Made in partnership with the wilderness-preservation non-governmental organization World Wildlife Fund, Our Planet makes a plea for conservation and the importance of maintaining the habitats of some of our companion species on Earth. 

I Am Greta (2020) & Greta Thunberg: A Year to Change the World (2021)

Greta Thunberg in I Am Greta. Photo Courtesy: Hulu

Swedish climate activist Greta Thunberg hardly needs a presentation. The 18 year old has become one of the most public faces in the fight for climate change awareness, having started the global climate strike movement Fridays for Future

The Hulu documentary I Am Greta captures her in her early days as a teenager striking outside the Swedish Parliament, presents her at home with her family and finishes with her trip across the Atlantic Ocean to speak at the UN Climate Action Summit in New York.

Also on Hulu, you can find the three-episode documentary series Greta Thunberg: A Year to Change the World. The series takes viewers through Greta’s voyage from North America to Madrid, where the UN climate conference was moved in early 2020. It also addresses how the activist had to put her plans on hold due to the COVID-19 pandemic.

Don’t Look Up (2021)

Jonah Hill, Leonardo DiCaprio, Meryl Streep and Jennifer Lawrence in Don’t Look Up. Photo Courtesy: Netflix

This Netflix political satire co-written and directed by Adam McKay (The Big Short) was divisive upon its release in December of 2021 — lots of critics panned it but I actually liked it and the public was ultimately with me. It stars Jennifer Lawrence and Leonardo DiCaprio as two scientists who try to warn anyone who’ll listen about a comet that’s headed toward Earth and set to destroy everything and everyone in a little more than six months. And yet, the world doesn’t necessarily want to listen to such dire prospects.

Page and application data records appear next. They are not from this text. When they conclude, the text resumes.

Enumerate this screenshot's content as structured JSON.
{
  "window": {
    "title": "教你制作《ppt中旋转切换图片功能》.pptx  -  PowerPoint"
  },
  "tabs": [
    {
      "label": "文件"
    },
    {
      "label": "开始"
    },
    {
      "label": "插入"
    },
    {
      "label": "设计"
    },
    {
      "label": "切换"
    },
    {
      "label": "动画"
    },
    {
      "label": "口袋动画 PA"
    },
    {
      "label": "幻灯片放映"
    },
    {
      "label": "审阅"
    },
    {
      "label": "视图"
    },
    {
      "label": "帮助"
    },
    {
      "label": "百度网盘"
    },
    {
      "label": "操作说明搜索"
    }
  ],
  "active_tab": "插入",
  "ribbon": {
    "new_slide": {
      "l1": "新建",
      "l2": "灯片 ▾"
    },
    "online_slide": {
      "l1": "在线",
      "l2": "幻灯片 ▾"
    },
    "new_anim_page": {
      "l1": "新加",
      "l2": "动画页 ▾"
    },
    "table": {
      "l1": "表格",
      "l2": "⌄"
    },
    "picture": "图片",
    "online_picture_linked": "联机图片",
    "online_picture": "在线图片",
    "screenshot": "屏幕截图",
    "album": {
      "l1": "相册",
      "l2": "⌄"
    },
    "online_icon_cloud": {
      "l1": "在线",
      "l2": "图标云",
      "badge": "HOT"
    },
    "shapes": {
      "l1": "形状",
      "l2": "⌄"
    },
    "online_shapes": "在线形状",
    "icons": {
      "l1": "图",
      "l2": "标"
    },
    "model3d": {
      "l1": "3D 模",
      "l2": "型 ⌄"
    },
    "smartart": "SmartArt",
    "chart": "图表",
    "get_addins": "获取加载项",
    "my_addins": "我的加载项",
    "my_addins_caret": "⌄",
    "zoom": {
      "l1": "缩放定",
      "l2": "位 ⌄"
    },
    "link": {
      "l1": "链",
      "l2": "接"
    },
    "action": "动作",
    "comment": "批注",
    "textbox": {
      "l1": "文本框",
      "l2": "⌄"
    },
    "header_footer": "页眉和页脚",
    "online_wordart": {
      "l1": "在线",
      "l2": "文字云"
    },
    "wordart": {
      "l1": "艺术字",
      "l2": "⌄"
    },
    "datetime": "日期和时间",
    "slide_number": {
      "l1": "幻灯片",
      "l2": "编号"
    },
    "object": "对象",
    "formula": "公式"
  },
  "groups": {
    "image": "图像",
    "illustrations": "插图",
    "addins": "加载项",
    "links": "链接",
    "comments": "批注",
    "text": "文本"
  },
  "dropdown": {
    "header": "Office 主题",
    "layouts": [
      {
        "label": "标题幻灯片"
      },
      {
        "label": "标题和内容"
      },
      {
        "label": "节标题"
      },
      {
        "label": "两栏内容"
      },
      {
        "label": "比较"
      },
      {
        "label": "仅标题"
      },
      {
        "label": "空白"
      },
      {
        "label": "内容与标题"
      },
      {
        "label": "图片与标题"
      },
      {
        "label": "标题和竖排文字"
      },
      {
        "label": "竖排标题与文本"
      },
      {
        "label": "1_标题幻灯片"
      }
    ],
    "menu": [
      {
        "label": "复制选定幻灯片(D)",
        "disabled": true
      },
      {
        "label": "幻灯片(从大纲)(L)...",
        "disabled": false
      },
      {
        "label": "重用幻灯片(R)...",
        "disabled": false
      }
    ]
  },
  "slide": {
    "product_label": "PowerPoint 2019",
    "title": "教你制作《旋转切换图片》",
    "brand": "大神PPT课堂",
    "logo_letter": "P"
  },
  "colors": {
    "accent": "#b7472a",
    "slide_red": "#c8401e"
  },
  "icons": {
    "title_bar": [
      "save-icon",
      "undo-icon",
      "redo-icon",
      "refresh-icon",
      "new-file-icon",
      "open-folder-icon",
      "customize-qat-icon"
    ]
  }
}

The movie also stars Meryl Streep as a U.S. President more obsessed with popularity polls than actually running the country. Other than being a commentary on our current dysfunctional relationship with fact and science, Don’t Look Up is yet again a cautionary tale of what could happen if humanity was faced with the worst possible scenario and unable to rise to the occasion. 

Our Great National Parks (2022)

President Barack Obama in front of a mountain range in Yellowstone National Park in Wyoming in Our Great National Parks. Photo Courtesy: Netflix

Released to coincide with Earth Month 2022, this five-part Netflix series is narrated by President Barack Obama, who also executive produces. The docuseries invites the viewer to discover national parks and wild spaces around the world. 

Each episode tells the story of a national park and centers the stories of its wildlife inhabitants. Spanning five continents, the show focuses on the Monterey Bay National Marine Sanctuary in California, Kenya’s Tsavo National Park, the Chilean side of Patagonia and Indonesia’s Gunung Leuser National Park.

And let me end this selection of titles, by throwing in a book as well: Elizabeth Kolbert’s The Sixth Extinction: An Unnatural History, in which you’ll learn about how extensively humans have altered life on Earth in an unprecedented way.